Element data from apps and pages
══════════
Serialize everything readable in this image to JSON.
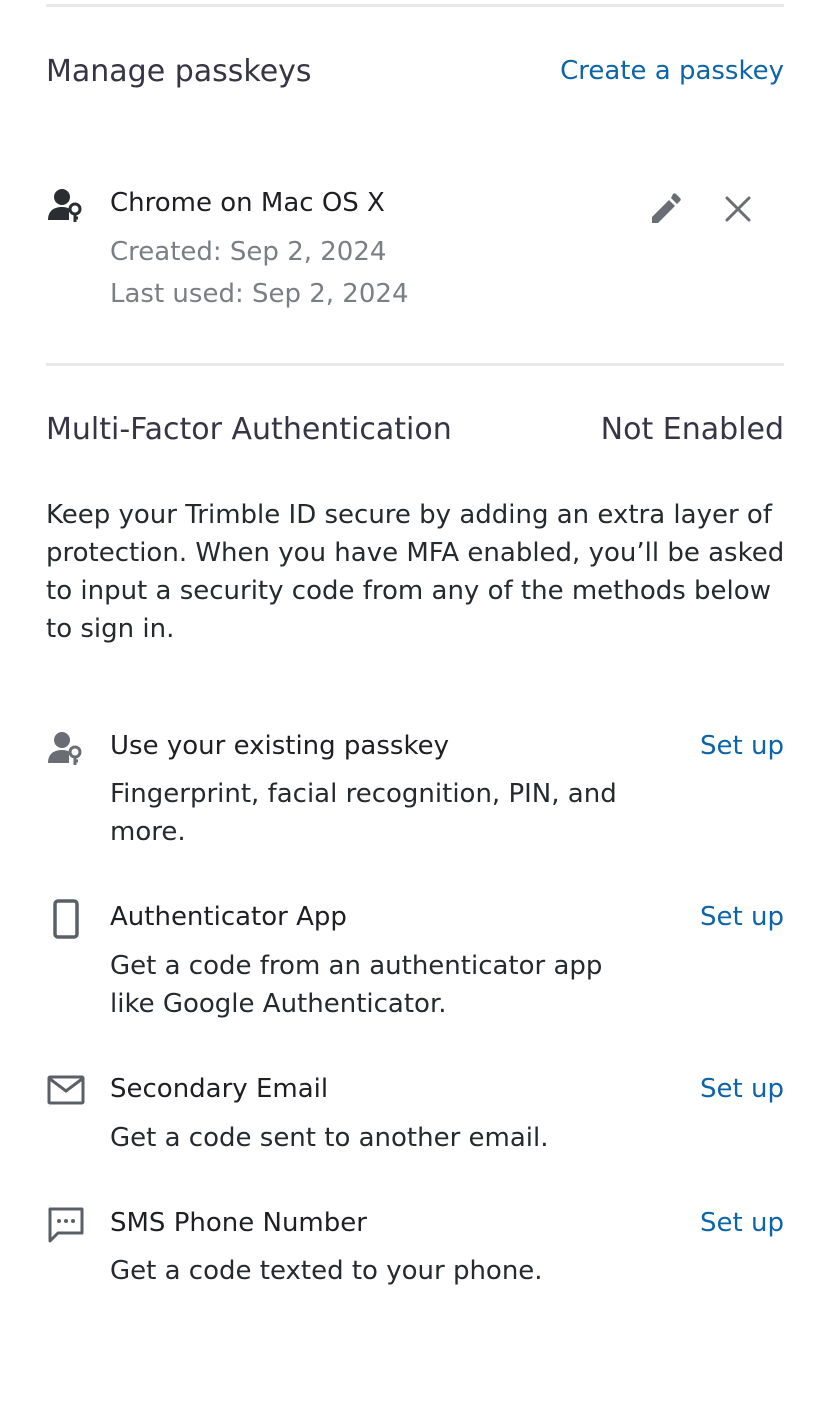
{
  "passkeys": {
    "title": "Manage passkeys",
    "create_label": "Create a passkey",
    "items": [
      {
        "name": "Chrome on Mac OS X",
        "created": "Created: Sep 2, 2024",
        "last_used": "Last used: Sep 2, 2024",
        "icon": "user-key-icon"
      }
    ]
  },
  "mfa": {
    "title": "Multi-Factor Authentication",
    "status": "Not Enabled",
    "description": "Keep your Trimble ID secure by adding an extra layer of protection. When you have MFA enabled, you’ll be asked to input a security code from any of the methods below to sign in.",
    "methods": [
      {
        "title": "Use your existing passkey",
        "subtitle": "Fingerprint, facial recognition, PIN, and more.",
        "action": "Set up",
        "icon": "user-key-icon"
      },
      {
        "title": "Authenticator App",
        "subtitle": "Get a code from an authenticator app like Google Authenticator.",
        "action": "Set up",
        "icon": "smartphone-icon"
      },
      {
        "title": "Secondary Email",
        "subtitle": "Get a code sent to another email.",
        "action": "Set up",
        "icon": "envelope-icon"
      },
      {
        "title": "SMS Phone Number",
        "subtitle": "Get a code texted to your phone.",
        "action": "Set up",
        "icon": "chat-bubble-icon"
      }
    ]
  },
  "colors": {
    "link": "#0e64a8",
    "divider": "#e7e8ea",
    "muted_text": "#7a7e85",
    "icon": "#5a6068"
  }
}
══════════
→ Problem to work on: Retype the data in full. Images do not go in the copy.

→ Answer space:
Serialize everything readable in this image to JSON.
{
  "passkeys": {
    "title": "Manage passkeys",
    "create_label": "Create a passkey",
    "items": [
      {
        "name": "Chrome on Mac OS X",
        "created": "Created: Sep 2, 2024",
        "last_used": "Last used: Sep 2, 2024",
        "icon": "user-key-icon"
      }
    ]
  },
  "mfa": {
    "title": "Multi-Factor Authentication",
    "status": "Not Enabled",
    "description": "Keep your Trimble ID secure by adding an extra layer of protection. When you have MFA enabled, you’ll be asked to input a security code from any of the methods below to sign in.",
    "methods": [
      {
        "title": "Use your existing passkey",
        "subtitle": "Fingerprint, facial recognition, PIN, and more.",
        "action": "Set up",
        "icon": "user-key-icon"
      },
      {
        "title": "Authenticator App",
        "subtitle": "Get a code from an authenticator app like Google Authenticator.",
        "action": "Set up",
        "icon": "smartphone-icon"
      },
      {
        "title": "Secondary Email",
        "subtitle": "Get a code sent to another email.",
        "action": "Set up",
        "icon": "envelope-icon"
      },
      {
        "title": "SMS Phone Number",
        "subtitle": "Get a code texted to your phone.",
        "action": "Set up",
        "icon": "chat-bubble-icon"
      }
    ]
  },
  "colors": {
    "link": "#0e64a8",
    "divider": "#e7e8ea",
    "muted_text": "#7a7e85",
    "icon": "#5a6068"
  }
}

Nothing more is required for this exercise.